Think about this scenario…you put on latex gloves to go grocery shopping. With your gloves on, you touch the shopping cart and your groceries. You then reach in your purse to pull out your phone which has your shopping list. You then get out your wallet to pay for the groceries. When you load all the bags into your car, you then take off your gloves. If you are like most people, you will probably then touch your phone before starting your drive home (remember you touched that same phone with your gloves on). Then you touch the steering wheel to drive home. Once home you take the bags out of the car and unpack your groceries. Again, remember you had on those gloves when you were touching these items before. Hopefully, you can see that you are just causing the same contamination with gloves while probably giving yourself a false sense of security. The bottom line here…gloves are not needed. Please just make sure to wash your hands (all the time, 20 seconds each time) and wipe down surfaces such as your phone especially if you have been out in public.

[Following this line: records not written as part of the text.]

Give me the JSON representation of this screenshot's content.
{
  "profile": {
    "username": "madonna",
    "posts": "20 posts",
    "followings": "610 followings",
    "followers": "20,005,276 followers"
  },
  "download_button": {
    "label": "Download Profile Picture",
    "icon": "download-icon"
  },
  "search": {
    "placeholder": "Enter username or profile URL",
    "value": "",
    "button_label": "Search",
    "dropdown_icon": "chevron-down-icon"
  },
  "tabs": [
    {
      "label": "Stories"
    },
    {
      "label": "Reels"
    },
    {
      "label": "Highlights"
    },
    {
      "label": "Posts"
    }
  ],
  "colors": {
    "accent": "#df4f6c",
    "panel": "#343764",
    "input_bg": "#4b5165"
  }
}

Is daycare a good idea?
Bottom line here is that if you can keep your children out of daycare, then do so. However, I know that there are families where the caregivers are essential personnel and have to go to work. There are also families that cannot afford to have caregivers not working. This is a decision that will be personal to each and every family. Ideally, for those daycares that are open, children that attend as well as all staff should have their temperature checked at least twice per day, and PLEASE do not send kids to daycare if they are sick (none of this give a fever reducer in the morning for a fever and sending them on their way)!
How about those playdates?
I have had plenty of families asking me if playdates with friends are ok during social distancing. If we view this time just as we would a surprise snow day or summer break, then we have missed the mark for social distancing. If we have any hope of slowing the spread of the COVID-19 (notice I said slowing the spread and not stopping the spread), then we all must work together to limit our contact with others. While calling several friends to see about a playdate for a group of children is certainly a tempting break from trying to navigate the waters of e-learning, I really advise against it.
I think the most important thing to take away from reading this is that there is a lot that we are still learning about COVID-19, but scientists and doctors are working tirelessly and feverishly to learn and understand this Beast just as fast as we can. Please make sure and do your part by staying home, following shelter in place mandates, and above all else, WASH THOSE HANDS!
“Ask the Experts” is a series on Baton Rouge Family Fun where local experts share their thoughts, opinions and answer questions relating to health, wellness, parenting and living in Baton Rouge.
Disclaimer: The purpose of this site is to share experiences with food, fitness, health, and life as well as opinions from some of our local experts. This content is for informational purposes only and isn’t a substitute for professional medical advice. When it comes to your health or the health of your child, please be sure to contact your physician.
Latest posts by Dr. Mindy Calandro (see all)
- Multi-system Inflammatory Syndrome in Children – Dr. Mindy Calandro - May 31, 2020
- COVID-19 and Children – What a pediatrician wants you to know - April 6, 2020
- Back to School: Ensuring an A+ start to the school year - August 10, 2019